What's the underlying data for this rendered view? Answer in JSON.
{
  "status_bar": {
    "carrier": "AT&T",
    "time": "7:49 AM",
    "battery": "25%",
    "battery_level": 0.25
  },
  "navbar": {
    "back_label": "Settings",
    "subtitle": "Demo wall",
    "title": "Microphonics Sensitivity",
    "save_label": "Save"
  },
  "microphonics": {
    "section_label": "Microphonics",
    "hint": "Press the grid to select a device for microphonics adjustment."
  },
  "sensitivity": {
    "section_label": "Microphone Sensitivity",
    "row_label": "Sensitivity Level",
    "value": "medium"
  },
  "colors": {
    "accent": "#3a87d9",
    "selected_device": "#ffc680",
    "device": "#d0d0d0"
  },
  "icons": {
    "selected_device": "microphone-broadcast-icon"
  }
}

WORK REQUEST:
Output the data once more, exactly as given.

TASK ANSWER:
What's the underlying data for this rendered view? Answer in JSON.
{
  "status_bar": {
    "carrier": "AT&T",
    "time": "7:49 AM",
    "battery": "25%",
    "battery_level": 0.25
  },
  "navbar": {
    "back_label": "Settings",
    "subtitle": "Demo wall",
    "title": "Microphonics Sensitivity",
    "save_label": "Save"
  },
  "microphonics": {
    "section_label": "Microphonics",
    "hint": "Press the grid to select a device for microphonics adjustment."
  },
  "sensitivity": {
    "section_label": "Microphone Sensitivity",
    "row_label": "Sensitivity Level",
    "value": "medium"
  },
  "colors": {
    "accent": "#3a87d9",
    "selected_device": "#ffc680",
    "device": "#d0d0d0"
  },
  "icons": {
    "selected_device": "microphone-broadcast-icon"
  }
}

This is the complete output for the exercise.